The violence registry
The IMA will launch a registry where doctors can report any incidence of violence along with evidence such as videos, photos, CCTV footage, and newspaper clippings. The doctors’ body will then conduct an investigation and do a root-cause ananlysis.
“This will help us in understanding why violence is happening, predict when the violence might happen and look at measures to prevent such incidences,” said Dr Dr KK Agarwal, president of the Indian Medical Association (IMA).
What do patients want?
“Confrontations happen because of the anger caused by non-fulfilment of desire. Hence, we need to understand what the patients really want,” said Dr Aggarwal.
A survey done by the IMA found that 90% of the patients wanted doctors acknowledge and address them, 92% wanted doctors to listen, 89% wanted the doctors to explain what the illness is, what the line of treatment is and keep them informed throughout. Around 75% of the people also wanted their doctors to review – ask them if they understood and, if not, help them understand.
40% of the respondents also wanted the doctors to thank them. “The patients said that they always thank the doctors, but they wanted that the doctor thank them in return as they gave them an opportunity to treat their relative. We called the study ALERT – Aknowledge, Listen, Explain, Review and Thank,” said Dr Aggarwal.

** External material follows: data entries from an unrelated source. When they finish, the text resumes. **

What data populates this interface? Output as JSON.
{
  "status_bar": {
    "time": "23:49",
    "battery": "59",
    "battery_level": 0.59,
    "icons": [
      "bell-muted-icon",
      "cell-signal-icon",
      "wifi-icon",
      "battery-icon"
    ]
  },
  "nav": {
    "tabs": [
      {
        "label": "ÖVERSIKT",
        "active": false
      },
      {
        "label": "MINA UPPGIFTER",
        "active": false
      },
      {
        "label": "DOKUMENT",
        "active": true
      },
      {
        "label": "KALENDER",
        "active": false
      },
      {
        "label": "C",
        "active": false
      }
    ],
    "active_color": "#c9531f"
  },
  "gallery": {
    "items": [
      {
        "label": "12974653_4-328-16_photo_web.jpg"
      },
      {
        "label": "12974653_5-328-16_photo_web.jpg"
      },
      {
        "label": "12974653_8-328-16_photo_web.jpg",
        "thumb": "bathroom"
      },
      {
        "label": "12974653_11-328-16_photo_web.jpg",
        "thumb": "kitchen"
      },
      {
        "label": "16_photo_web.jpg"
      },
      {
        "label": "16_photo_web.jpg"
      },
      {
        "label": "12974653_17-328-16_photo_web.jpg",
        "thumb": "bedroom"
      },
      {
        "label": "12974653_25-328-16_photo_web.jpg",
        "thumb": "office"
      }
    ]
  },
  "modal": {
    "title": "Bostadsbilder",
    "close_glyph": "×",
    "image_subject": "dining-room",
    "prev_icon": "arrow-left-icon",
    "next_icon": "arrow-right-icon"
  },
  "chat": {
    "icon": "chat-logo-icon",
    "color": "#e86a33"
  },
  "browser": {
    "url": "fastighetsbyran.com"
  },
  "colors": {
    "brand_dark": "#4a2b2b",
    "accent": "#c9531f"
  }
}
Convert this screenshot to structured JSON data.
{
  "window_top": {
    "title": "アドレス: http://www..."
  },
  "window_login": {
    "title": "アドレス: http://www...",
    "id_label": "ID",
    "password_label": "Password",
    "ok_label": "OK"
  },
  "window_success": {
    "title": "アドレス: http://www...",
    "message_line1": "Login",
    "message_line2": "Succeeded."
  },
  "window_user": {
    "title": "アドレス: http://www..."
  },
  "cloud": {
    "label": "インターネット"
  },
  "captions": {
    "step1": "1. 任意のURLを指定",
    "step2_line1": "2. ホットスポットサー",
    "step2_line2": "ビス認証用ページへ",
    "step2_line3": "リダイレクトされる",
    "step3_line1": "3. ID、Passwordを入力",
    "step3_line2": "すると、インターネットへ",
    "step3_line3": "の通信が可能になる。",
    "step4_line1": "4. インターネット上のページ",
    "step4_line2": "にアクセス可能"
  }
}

Interventions that can help
• Do not delay – “Tell the patients beforehand if they need to wait. Don’t call them at sharp 8 o’ clock and then make them wait for whatever reason,” said Dr Aggarwal.
• Spend more time – Doctors would need at least 20 minutes with every patient if they need to discuss their ailment in detail. This is usually not possible in the public sector hospitals due to the sheer load.
• Cost estimates should be proper – “The cost estimated for the treatment should vary only by a maximum of 10%. Most scuffles happen in the billing sections because the cost shoots up,” said Dr Aggarwal.
• Remove junior from the designation of doctors – If resident doctors are called junior doctors, patients would not want to trust them, even if they are well qualified to handle the case. Hence, junior should be removed from the designations and they shouldn’t be addressed as such too.
• Have a designated person who receives the brief – “Very often we tell what the patient is going through to anyone from the family who approaches, the information may get miscommunicated as well. So, it is important to have a designated person whom the doctors would brief,” said Dr Aggarwal.
• Have display boards outside OT – “Knowing whether their loved one has gone into surgery, have they come out to the recovery room. Even little informations, when received immediately can help. So, display boards outside operation theatres and ICU may help,” said Dr AK Agarwal, academic dean, Indian Institute Of Health Management Research.